Alternately: A hem facing can also be applied to the outside of the garment to give an eye-catching hem. The Building Block Dress Book shows how to deal with those pesky side seams if you’re going to attempt this.
Sewing Machine Blind Hemming
When to Use: When you want an invisible hem but don’t have the time or inclination to hand sew it.
For: An invisible, or very nearly so, blind hem that’s quite quick to do.
Against: Can be tricky to ensure you catch the garment enough to secure the hem, but don’t end up with big stitches that are visible from the outside. Requires a sewing machine with a blind hemming stitch option. As per the handstitched blind hem, some care is required when getting dressed to avoid snagging the hem.
How to do: Select the blind hem stitch on your sewing machine. It’s the one that shows a narrow zig zag with the occasional bigger “lurch to the left”. On my machine, pictured below, the blind hem stitch is indicated by the letter E.
Press up a double fold hem.
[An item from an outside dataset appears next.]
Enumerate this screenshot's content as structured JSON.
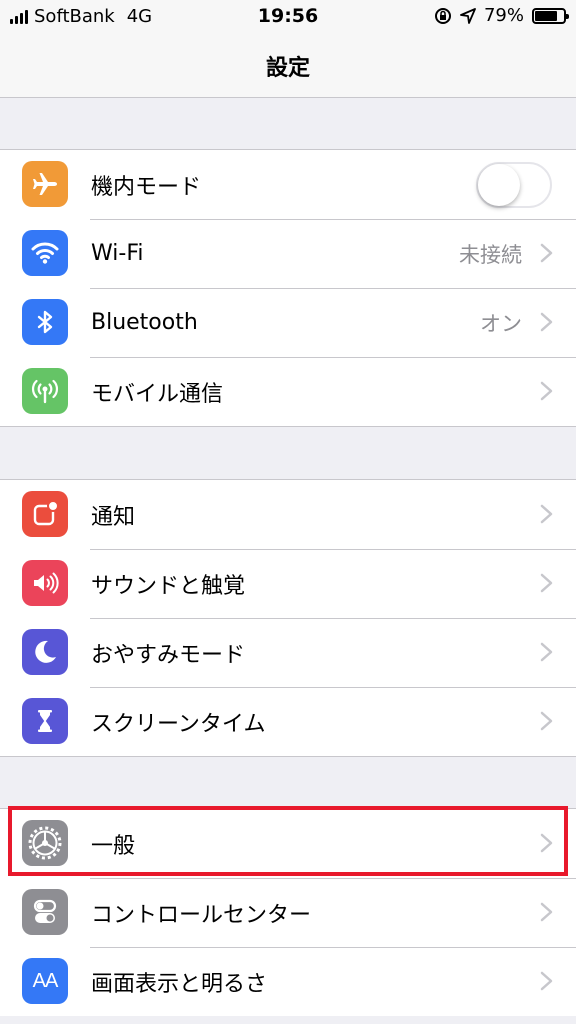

This is done by turning the raw edge to the wrong side of the fabric by ½” then turning again by the remainder of the seam allowance.
Take the double folded hem and turn it up and under, towards the right side of the fabric, leaving just a ¼” or so of the hem fold visible. The hem fold that was at the top in the first image is now at the bottom in the following image.
Working from the inside of the garment set your sewing machine so that the majority of the stitches will be on the small strip of visible hem fold, and only the occasional extra “leap to the left” stitch will catch the fold of the garment fabric. Adjust the needle position so that the stitches that catch the garment don’t go too deep. The bigger the “bite” the more visible the stitches will be.
Stitch around the hem, then press the hem back down.
Phew, that’s a lot of hem options and we’ve only touched on woven fabrics. Next time we’ll go through hemming options for knit fabrics. Until then, happy hemming!
If you found this post useful, you might want to view the next in the series: How to Hem Everything: Knit Fabrics.